Segment Start: MATERIAL PROVIDED
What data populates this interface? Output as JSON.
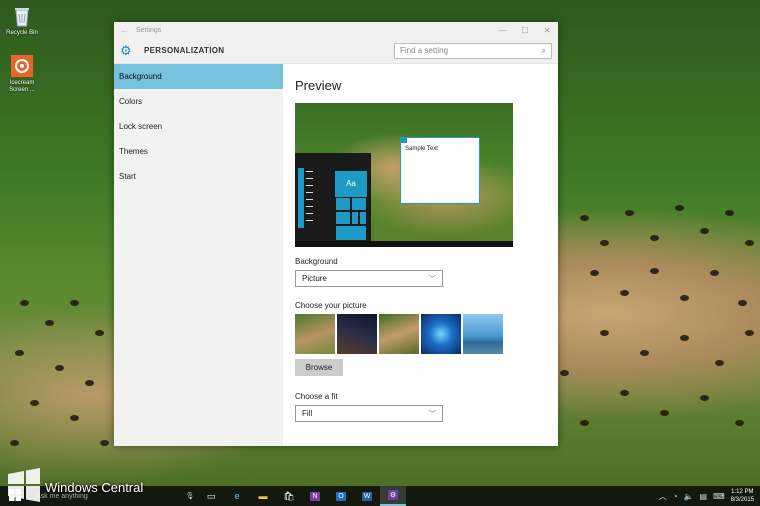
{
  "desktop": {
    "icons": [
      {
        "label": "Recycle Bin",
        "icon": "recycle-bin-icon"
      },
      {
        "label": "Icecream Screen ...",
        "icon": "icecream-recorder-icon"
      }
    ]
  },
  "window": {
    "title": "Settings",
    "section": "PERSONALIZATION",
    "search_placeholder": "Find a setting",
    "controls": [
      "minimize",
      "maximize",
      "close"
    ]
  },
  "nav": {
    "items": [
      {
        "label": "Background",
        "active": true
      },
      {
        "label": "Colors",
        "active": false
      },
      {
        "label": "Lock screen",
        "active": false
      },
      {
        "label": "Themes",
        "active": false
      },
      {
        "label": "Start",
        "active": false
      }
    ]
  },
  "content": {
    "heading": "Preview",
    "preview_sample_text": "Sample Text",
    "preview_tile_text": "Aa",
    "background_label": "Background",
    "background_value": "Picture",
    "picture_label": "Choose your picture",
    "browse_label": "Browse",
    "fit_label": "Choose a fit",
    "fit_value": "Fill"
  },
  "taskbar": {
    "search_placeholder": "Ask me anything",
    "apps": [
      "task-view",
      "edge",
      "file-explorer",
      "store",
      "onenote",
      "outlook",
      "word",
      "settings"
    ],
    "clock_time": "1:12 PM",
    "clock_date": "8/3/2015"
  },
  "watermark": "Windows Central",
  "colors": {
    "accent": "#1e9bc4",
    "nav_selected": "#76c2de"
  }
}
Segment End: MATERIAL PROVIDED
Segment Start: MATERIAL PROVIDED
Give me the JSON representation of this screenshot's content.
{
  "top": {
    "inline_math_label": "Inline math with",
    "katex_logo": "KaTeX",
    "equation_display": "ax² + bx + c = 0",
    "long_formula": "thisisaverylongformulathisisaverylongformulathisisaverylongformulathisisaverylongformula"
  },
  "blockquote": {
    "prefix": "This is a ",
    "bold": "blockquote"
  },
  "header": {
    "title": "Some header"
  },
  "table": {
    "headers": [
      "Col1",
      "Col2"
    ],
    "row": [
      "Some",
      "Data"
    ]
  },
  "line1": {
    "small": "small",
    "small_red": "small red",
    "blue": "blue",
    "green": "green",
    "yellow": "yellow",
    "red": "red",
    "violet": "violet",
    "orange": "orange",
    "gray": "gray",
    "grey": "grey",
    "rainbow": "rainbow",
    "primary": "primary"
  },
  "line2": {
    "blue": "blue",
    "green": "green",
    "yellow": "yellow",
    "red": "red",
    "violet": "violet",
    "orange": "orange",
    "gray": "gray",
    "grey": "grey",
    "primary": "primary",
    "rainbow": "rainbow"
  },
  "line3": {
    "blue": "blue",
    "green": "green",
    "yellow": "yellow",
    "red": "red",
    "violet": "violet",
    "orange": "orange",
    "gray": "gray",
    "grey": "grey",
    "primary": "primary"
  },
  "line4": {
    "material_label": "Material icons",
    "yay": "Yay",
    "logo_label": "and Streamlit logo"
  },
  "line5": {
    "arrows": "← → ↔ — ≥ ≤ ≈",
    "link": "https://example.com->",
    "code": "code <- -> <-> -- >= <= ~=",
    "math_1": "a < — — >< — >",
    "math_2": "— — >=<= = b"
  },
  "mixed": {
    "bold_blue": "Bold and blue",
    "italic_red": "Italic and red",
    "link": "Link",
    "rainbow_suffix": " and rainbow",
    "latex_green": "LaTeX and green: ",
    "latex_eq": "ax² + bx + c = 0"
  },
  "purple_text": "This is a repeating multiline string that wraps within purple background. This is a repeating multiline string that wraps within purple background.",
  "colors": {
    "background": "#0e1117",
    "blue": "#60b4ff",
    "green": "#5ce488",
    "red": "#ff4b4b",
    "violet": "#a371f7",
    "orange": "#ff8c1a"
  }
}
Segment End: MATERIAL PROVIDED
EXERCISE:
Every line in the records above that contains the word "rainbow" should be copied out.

WRITTEN SOLUTION:
    "rainbow": "rainbow",
    "rainbow": "rainbow"
    "rainbow_suffix": " and rainbow",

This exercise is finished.